Peta Hickey was 43 and healthy when she died from an allergic reaction to IV contrast dye in May 2019.
The mother had no history of heart problems and had agreed to be part of a voluntary cardiac screening program run by her employer, Programme Skilled Workforce in 2019.
It involved undergoing a cardiac CT scan at FMIG Radiology in Monee Ponds.
When the doctor administered the IV contrast dye, Ms Hickey suffered an anaphylactic reaction.
The office manager called Triple Zero and paramedics arrived to care for her before taking her to the intensive care unit at the Royal Melbourne Hospital.
Ms Hickey did not regain consciousness and died eight days later.

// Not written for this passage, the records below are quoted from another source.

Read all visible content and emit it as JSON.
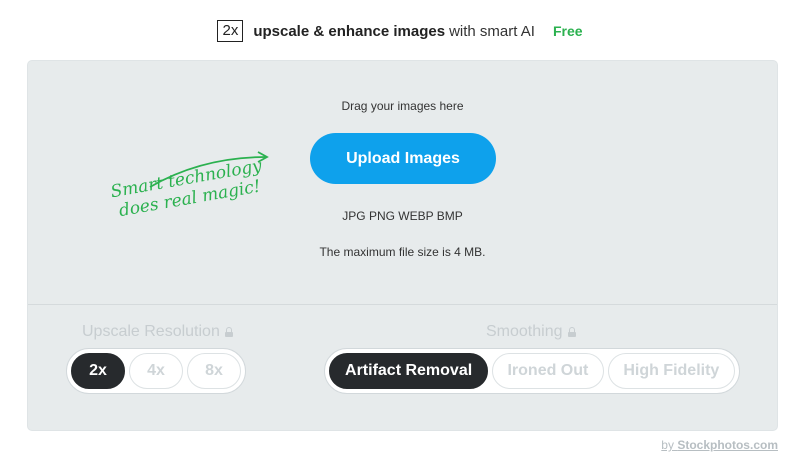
{
  "header": {
    "badge": "2x",
    "title_bold": "upscale & enhance images",
    "title_light": "with smart AI",
    "free": "Free"
  },
  "upload": {
    "drag_text": "Drag your images here",
    "button_label": "Upload Images",
    "formats": "JPG PNG WEBP BMP",
    "max_size": "The maximum file size is 4 MB."
  },
  "tagline": {
    "line1": "Smart technology",
    "line2": "does real magic!"
  },
  "resolution": {
    "label": "Upscale Resolution",
    "options": [
      "2x",
      "4x",
      "8x"
    ],
    "selected": "2x"
  },
  "smoothing": {
    "label": "Smoothing",
    "options": [
      "Artifact Removal",
      "Ironed Out",
      "High Fidelity"
    ],
    "selected": "Artifact Removal"
  },
  "footer": {
    "by": "by",
    "brand": "Stockphotos.com"
  },
  "colors": {
    "accent": "#0ea1ec",
    "free_green": "#2bb14f",
    "active_dark": "#272a2d"
  }
}
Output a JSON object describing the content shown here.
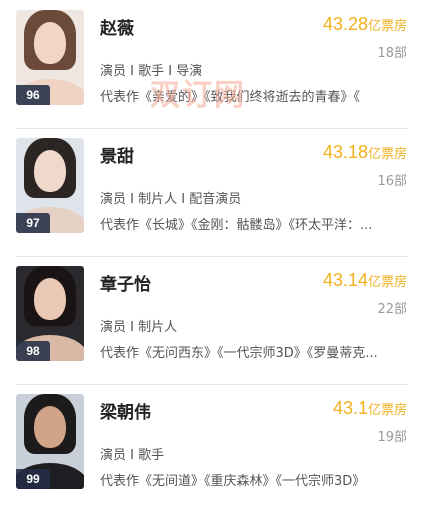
{
  "actors": [
    {
      "name": "赵薇",
      "box_office": "43.28",
      "box_office_unit": "亿票房",
      "film_count": "18部",
      "roles": "演员 I 歌手 I 导演",
      "works": "代表作《亲爱的》《致我们终将逝去的青春》《",
      "score": "96"
    },
    {
      "name": "景甜",
      "box_office": "43.18",
      "box_office_unit": "亿票房",
      "film_count": "16部",
      "roles": "演员 I 制片人 I 配音演员",
      "works": "代表作《长城》《金刚：骷髅岛》《环太平洋：...",
      "score": "97"
    },
    {
      "name": "章子怡",
      "box_office": "43.14",
      "box_office_unit": "亿票房",
      "film_count": "22部",
      "roles": "演员 I 制片人",
      "works": "代表作《无问西东》《一代宗师3D》《罗曼蒂克...",
      "score": "98"
    },
    {
      "name": "梁朝伟",
      "box_office": "43.1",
      "box_office_unit": "亿票房",
      "film_count": "19部",
      "roles": "演员 I 歌手",
      "works": "代表作《无间道》《重庆森林》《一代宗师3D》",
      "score": "99"
    }
  ],
  "watermark": "双订网",
  "colors": {
    "box_office": "#f2b01c",
    "badge_bg": "#232d46",
    "divider": "#e6e6e6"
  }
}
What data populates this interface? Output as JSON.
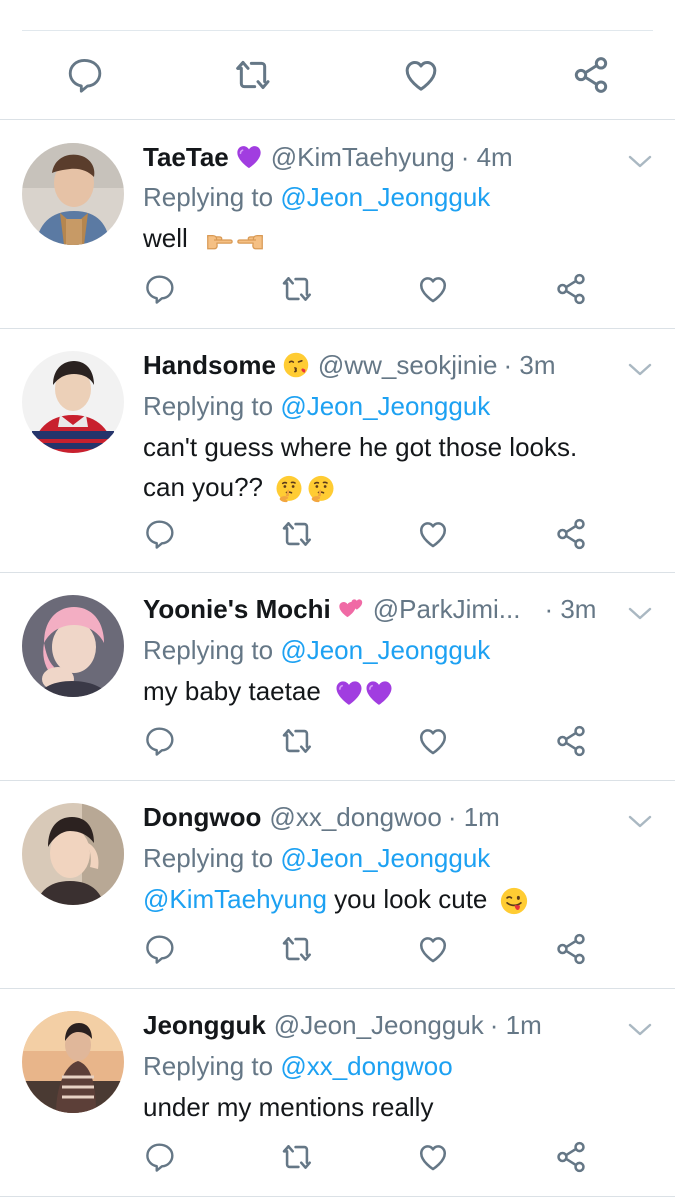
{
  "colors": {
    "text": "#14171a",
    "secondary": "#657786",
    "link": "#1da1f2",
    "divider": "#dbe1e6",
    "icon": "#657786"
  },
  "top_actions": {
    "icons": [
      "reply-icon",
      "retweet-icon",
      "like-icon",
      "share-icon"
    ]
  },
  "tweets": [
    {
      "display_name": "TaeTae",
      "name_emoji": "purple-heart-icon",
      "handle": "@KimTaehyung",
      "time": "· 4m",
      "replying_prefix": "Replying to",
      "replying_to": "@Jeon_Jeongguk",
      "text_line1": "well",
      "text_emojis": [
        "hand-pointing-right-icon",
        "hand-pointing-left-icon"
      ]
    },
    {
      "display_name": "Handsome",
      "name_emoji": "face-blowing-kiss-icon",
      "handle": "@ww_seokjinie",
      "time": "· 3m",
      "replying_prefix": "Replying to",
      "replying_to": "@Jeon_Jeongguk",
      "text_line1": "can't guess where he got those looks.",
      "text_line2": "can you??",
      "text_emojis": [
        "thinking-face-icon",
        "thinking-face-icon"
      ]
    },
    {
      "display_name": "Yoonie's Mochi",
      "name_emoji": "two-hearts-icon",
      "handle": "@ParkJimi...",
      "time": "· 3m",
      "replying_prefix": "Replying to",
      "replying_to": "@Jeon_Jeongguk",
      "text_line1": "my baby taetae",
      "text_emojis": [
        "purple-heart-icon",
        "purple-heart-icon"
      ]
    },
    {
      "display_name": "Dongwoo",
      "handle": "@xx_dongwoo",
      "time": "· 1m",
      "replying_prefix": "Replying to",
      "replying_to": "@Jeon_Jeongguk",
      "text_mention": "@KimTaehyung",
      "text_line1": "you look cute",
      "text_emojis": [
        "winking-face-tongue-icon"
      ]
    },
    {
      "display_name": "Jeongguk",
      "handle": "@Jeon_Jeongguk",
      "time": "· 1m",
      "replying_prefix": "Replying to",
      "replying_to": "@xx_dongwoo",
      "text_line1": "under my mentions really"
    }
  ]
}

Coroner Simon McGregor today ruled her death was “a result of substandard clinical judgement from doctors at the beginning and end of this programme, combined with a misalignment of incentives amongst the various business entities that facilitated the process”.
“It may be somewhat of an oversimplification, but the snapshot provided by this Inquest has revealed an industry putting profits over patients,” his findings read.
The inquest heard a series of medical failings contributed to her death.
Ms Hickey had never had a consultation with the doctor whose electronic signature was on the test referral.
He was paid by her employer to review scan results, yet claimed he claims he had no idea he was referring her.
The inquest also found that when she suffered the reaction to the contrasting dye the doctor in charge didn’t know how to respond.
Coroner McGregor has recommended a Commonwealth audit of radiology practices to see how many referrals are valid.
Ms Hickey’s family wants to see serious changes made to the industry and they are preparing to launch civil action against the doctors and entities that let her down.
“I have fought to find out what happened to Peta so our children aged two and eight at the time will in time be able to understand,” her partner, Richard Hickey, told 9News.
Maurice Blackburn lawyer Kathryn Booth said the case put “everybody on notice that invasive testing for asymptomatic patients is a risky business”.
“This is one of the worst cases of medical negligence I’ve seen in my career,” she said.